Library giving circle seeks to nourish literacy one ‘meal’ at a time
SHEPHERDSTOWN — Although many people want to make a difference in the world around them, the cost of impacting the world can be too high a price for many peoples’ checkbooks. But when people band together to make monthly donations to the same organization, their ability to help their communities can grow exponentially.
In 2017, the Shepherdstown Public Library’s giving circle, Nourishing Literacy, was established by four local residents. Since being publicly announced during the 2017 Appalachian Heritage Writer-in-Residence celebration at Shepherd University, the giving circle has grown to over 30 members, according to Nourishing Literacy Chair Linda Spatig.

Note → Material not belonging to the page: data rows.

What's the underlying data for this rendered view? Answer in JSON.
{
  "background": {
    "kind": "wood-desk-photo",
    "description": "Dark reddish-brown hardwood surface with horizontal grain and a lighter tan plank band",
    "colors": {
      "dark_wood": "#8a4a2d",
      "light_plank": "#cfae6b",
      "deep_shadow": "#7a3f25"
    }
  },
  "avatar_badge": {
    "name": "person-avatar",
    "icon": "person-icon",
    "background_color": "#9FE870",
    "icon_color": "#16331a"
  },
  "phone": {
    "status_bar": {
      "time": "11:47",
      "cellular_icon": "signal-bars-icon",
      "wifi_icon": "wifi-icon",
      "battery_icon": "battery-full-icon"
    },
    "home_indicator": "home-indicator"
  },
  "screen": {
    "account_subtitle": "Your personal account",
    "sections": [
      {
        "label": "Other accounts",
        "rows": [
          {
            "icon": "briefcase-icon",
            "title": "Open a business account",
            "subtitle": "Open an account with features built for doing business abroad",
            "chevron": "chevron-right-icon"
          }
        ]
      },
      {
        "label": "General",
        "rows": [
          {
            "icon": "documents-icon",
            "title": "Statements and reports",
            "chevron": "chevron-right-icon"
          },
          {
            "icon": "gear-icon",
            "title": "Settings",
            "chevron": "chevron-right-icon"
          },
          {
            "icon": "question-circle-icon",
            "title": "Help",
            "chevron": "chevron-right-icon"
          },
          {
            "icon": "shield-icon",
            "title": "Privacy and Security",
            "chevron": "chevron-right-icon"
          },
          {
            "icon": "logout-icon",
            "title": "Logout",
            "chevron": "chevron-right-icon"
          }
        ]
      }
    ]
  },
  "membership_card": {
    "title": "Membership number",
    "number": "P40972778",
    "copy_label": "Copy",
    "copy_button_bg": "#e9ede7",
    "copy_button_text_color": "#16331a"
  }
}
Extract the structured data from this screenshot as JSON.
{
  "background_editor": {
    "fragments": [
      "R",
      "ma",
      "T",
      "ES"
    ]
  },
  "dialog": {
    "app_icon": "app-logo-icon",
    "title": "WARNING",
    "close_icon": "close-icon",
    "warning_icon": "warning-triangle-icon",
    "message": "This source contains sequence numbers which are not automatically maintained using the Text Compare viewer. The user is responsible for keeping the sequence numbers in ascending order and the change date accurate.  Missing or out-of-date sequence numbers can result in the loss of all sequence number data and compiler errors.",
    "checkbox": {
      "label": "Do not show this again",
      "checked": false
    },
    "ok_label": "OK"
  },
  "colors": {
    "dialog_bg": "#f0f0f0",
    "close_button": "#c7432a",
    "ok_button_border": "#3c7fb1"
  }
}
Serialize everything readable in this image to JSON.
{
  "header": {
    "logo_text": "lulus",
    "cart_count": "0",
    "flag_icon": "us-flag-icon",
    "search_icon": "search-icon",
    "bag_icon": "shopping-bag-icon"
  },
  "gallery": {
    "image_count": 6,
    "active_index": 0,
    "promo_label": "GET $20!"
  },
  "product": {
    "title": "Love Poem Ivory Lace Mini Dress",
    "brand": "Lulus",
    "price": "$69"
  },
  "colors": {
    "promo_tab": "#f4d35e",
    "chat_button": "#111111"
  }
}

“This is all in support of literacy. The libraries are a central part of encouraging literacy and connecting the community,” said Spatig, a retired research professor at Marshall University. “It’s all being donated to the library’s Building for the Future capital campaign right now. Libraries are terribly underfunded everywhere–that’s why they need our support.”
Spatig came up with the giving circle idea from reading about a similar group in Washington, D.C., and, now that the group is one-year-old, she can talk with confidence about the benefits of being part of the giving circle.
“You can feel you’re part of something bigger when you fundraise collectively. For those who can’t afford a large contribution, they can handle $5 or $10 a month, it all adds up,” Spatig said, mentioning members’ monthly contribution are self-determined, and range anywhere from $5 to $100. The tax-deductible contributions can be made through automatic credit card withdrawals.
“Anybody can walk into the library to sign up to join the giving circle, or they can contact me,” Spatig said. “So far this year, we have raised over $10,600 for the library.”
Shepherdstown Public Library Director Hali Taylor listened as Spatig gave an update on the giving circle’s progress during “A Celebration of Appalachian Storytellers” on Sept. 25, and then, after the program was over, joined Spatig at the reception in the Scarborough Library’s Reading Room, where they spent time talking to community members about the collective fund.
“I’m so delighted to see the giving circle growing, and I hope more community members will join us, to enhance the literacy of our local community,” Taylor said.
Each year, Nourishing Literacy hosts one or two events with music and literacy programs featuring local or regional writers. The giving circle does not feature ticketed fundraising events or solicit major donations from individuals. For more information, contact Spatig at Spatig@marshall.edu or 304-617-5318.